It reminds me of a time earlier this summer when I attended a small seaside church near the beach.  The sights and sounds of the ocean always bring to my mind images of Jesus’ ministry – the fisherman disciples, their boats and fishing nets, shipwrecks and storms, and Jesus cooking breakfast on the beach for his disciples.  So as I sat in church on that Sunday morning, listening to the music and pondering my thoughts, I saw a man walk in late just as the music had finished and the preaching started.  The man shuffled his way through the row of people and took the empty seat next to me.  He was nicely dressed – perhaps a little too nice for a seaside church where sandals are more the norm; and he smelled nice too – of expensive cologne and wearing an impressive watch.  As the preacher began his sermon, the man opened his Bible, took out his notebook and fancy pen, and shouted a few loud “Amen’s” here and there, nodding to the preacher.  I saw that he wrote down the title of the sermon in his notebook, while saying a few more “Amen’s”.  I was impressed for a few minutes.  But then he never wrote another word in his notebook.  At the end of the sermon, when the music started back and the preacher gave an invitation for anyone who wanted to follow Jesus, the man packed up his things, climbed over all the people again, and left.

I don’t think Jesus was impressed with his show.  Jesus would rather see someone come to the church in their wrinkled and disheveled clothes, worn out from the stresses and burdens this world can sometimes bring, falling down on their knees, pouring out their heart to Jesus and asking for His help.  Authentic and Repentful.

The reason some people were angry with Jesus during his ministry on earth and chose not to follow him was because Jesus was not impressed with their wealth or status.  How aggravating that must have been for them!

Jesus used ordinary people – fisherman, tent-makers, tax collectors and sinners, a prostitute, and a murderer (Paul) – and He made them extraordinary.  Now that is impressive.

~ Matthew 13:1-2, 18-30  Parable of The Sower, and The Wheat and Weeds ~

On that day Jesus went out of the house and was sitting by the sea. Such large crowds gathered around Him that He got into a boat and sat down, while the whole crowd stood on the shore.

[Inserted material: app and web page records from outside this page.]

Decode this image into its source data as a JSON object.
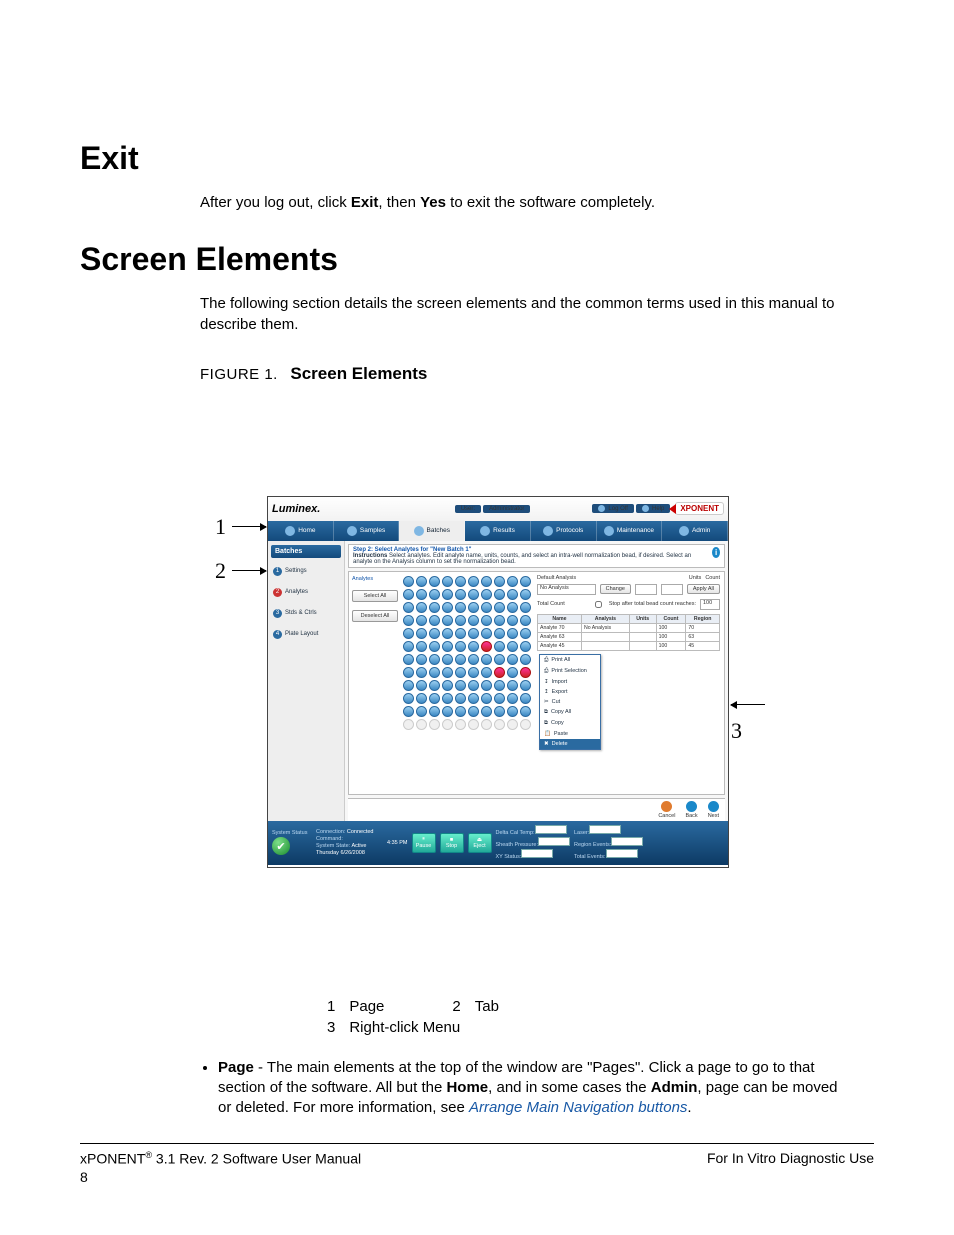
{
  "headings": {
    "exit": "Exit",
    "screen_elements": "Screen Elements"
  },
  "paragraphs": {
    "exit_body_pre": "After you log out, click ",
    "exit_bold1": "Exit",
    "exit_mid": ", then ",
    "exit_bold2": "Yes",
    "exit_post": " to exit the software completely.",
    "se_intro": "The following section details the screen elements and the common terms used in this manual to describe them."
  },
  "figure": {
    "lead": "FIGURE 1.",
    "title": "Screen Elements",
    "callouts": {
      "c1": "1",
      "c2": "2",
      "c3": "3"
    }
  },
  "legend": {
    "i1n": "1",
    "i1t": "Page",
    "i2n": "2",
    "i2t": "Tab",
    "i3n": "3",
    "i3t": "Right-click Menu"
  },
  "bullet": {
    "term": "Page",
    "dash": " - ",
    "body_a": "The main elements at the top of the window are \"Pages\". Click a page to go to that section of the software. All but the ",
    "bold1": "Home",
    "body_b": ", and in some cases the ",
    "bold2": "Admin",
    "body_c": ", page can be moved or deleted. For more information, see ",
    "link": "Arrange Main Navigation buttons",
    "period": "."
  },
  "footer": {
    "left_a": "xPONENT",
    "left_reg": "®",
    "left_b": " 3.1 Rev. 2 Software User Manual",
    "right": "For In Vitro Diagnostic Use",
    "page": "8"
  },
  "app": {
    "brand": "Luminex.",
    "user_label": "User:",
    "user_value": "Administrator",
    "topbuttons": {
      "logoff": "Log Off",
      "help": "Help"
    },
    "logo": "XPONENT",
    "pages": [
      "Home",
      "Samples",
      "Batches",
      "Results",
      "Protocols",
      "Maintenance",
      "Admin"
    ],
    "pages_active_index": 2,
    "tabs_header": "Batches",
    "tabs": [
      {
        "n": "1",
        "label": "Settings"
      },
      {
        "n": "2",
        "label": "Analytes"
      },
      {
        "n": "3",
        "label": "Stds & Ctrls"
      },
      {
        "n": "4",
        "label": "Plate Layout"
      }
    ],
    "tabs_active_index": 1,
    "instruction_step": "Step 2: Select Analytes for \"New Batch 1\"",
    "instruction_label": "Instructions",
    "instruction_text": "Select analytes. Edit analyte name, units, counts, and select an intra-well normalization bead, if desired. Select an analyte on the Analysis column to set the normalization bead.",
    "left_labels": {
      "analytes": "Analytes"
    },
    "left_buttons": {
      "select_all": "Select All",
      "deselect_all": "Deselect All"
    },
    "right": {
      "default_analysis_label": "Default Analysis",
      "default_analysis_value": "No Analysis",
      "change": "Change",
      "units_h": "Units",
      "count_h": "Count",
      "apply_all": "Apply All",
      "total_count_label": "Total Count",
      "stop_label": "Stop after total bead count reaches:",
      "stop_value": "100",
      "table_headers": [
        "Name",
        "Analysis",
        "Units",
        "Count",
        "Region"
      ],
      "rows": [
        {
          "name": "Analyte 70",
          "analysis": "No Analysis",
          "units": "",
          "count": "100",
          "region": "70"
        },
        {
          "name": "Analyte 63",
          "analysis": "",
          "units": "",
          "count": "100",
          "region": "63"
        },
        {
          "name": "Analyte 45",
          "analysis": "",
          "units": "",
          "count": "100",
          "region": "45"
        }
      ]
    },
    "context_menu": [
      "Print All",
      "Print Selection",
      "Import",
      "Export",
      "Cut",
      "Copy All",
      "Copy",
      "Paste",
      "Delete"
    ],
    "context_highlight_index": 8,
    "navfooter": {
      "cancel": "Cancel",
      "back": "Back",
      "next": "Next"
    },
    "status": {
      "title": "System Status",
      "connection": "Connection:",
      "connection_v": "Connected",
      "command": "Command:",
      "system_state": "System State:",
      "system_state_v": "Active",
      "date": "Thursday 6/26/2008",
      "time": "4:35 PM",
      "btns": [
        "Pause",
        "Stop",
        "Eject"
      ],
      "mid_labels": [
        "Delta Cal Temp:",
        "Sheath Pressure:",
        "XY Status:"
      ],
      "right_labels": [
        "Laser:",
        "Region Events:",
        "Total Events:"
      ]
    }
  }
}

“You, then, listen to the parable of the sower: When anyone hears the word about the kingdom and doesn’t understand it, the evil one comes and snatches away what was sown in his heart. This is the one sown along the path. And the one sown on rocky ground—this is one who hears the word and immediately receives it with joy. Yet he has no root in himself, but is short-lived. When pressure or persecution comes because of the word, immediately he stumbles. Now the one sown among the thorns—this is one who hears the word, but the worries of this age and the seduction of wealth choke the word, and it becomes unfruitful. But the one sown on the good ground—this is one who hears and understands the word, who does bear fruit and yields: some 100, some 60, some 30 times what was sown.”

He presented another parable to them: “The kingdom of heaven may be compared to a man who sowed good seed in his field. But while people were sleeping, his enemy came, sowed weeds among the wheat, and left. When the plants sprouted and produced grain, then the weeds also appeared. The landowner’s slaves came to him and said, ‘Master, didn’t you sow good seed in your field? Then where did the weeds come from?’ ‘An enemy did this!’ he told them. ‘So, do you want us to go and gather them up?’ the slaves asked him.

‘No,’ he said. ‘When you gather up the weeds, you might also uproot the wheat with them. Let both grow together until the harvest. At harvest time I’ll tell the reapers: Gather the weeds first and tie them in bundles to burn them, but store the wheat in my barn.’”

feet with waves croppedFor more on images of Jesus and the sea… Breakfast cooking on the beach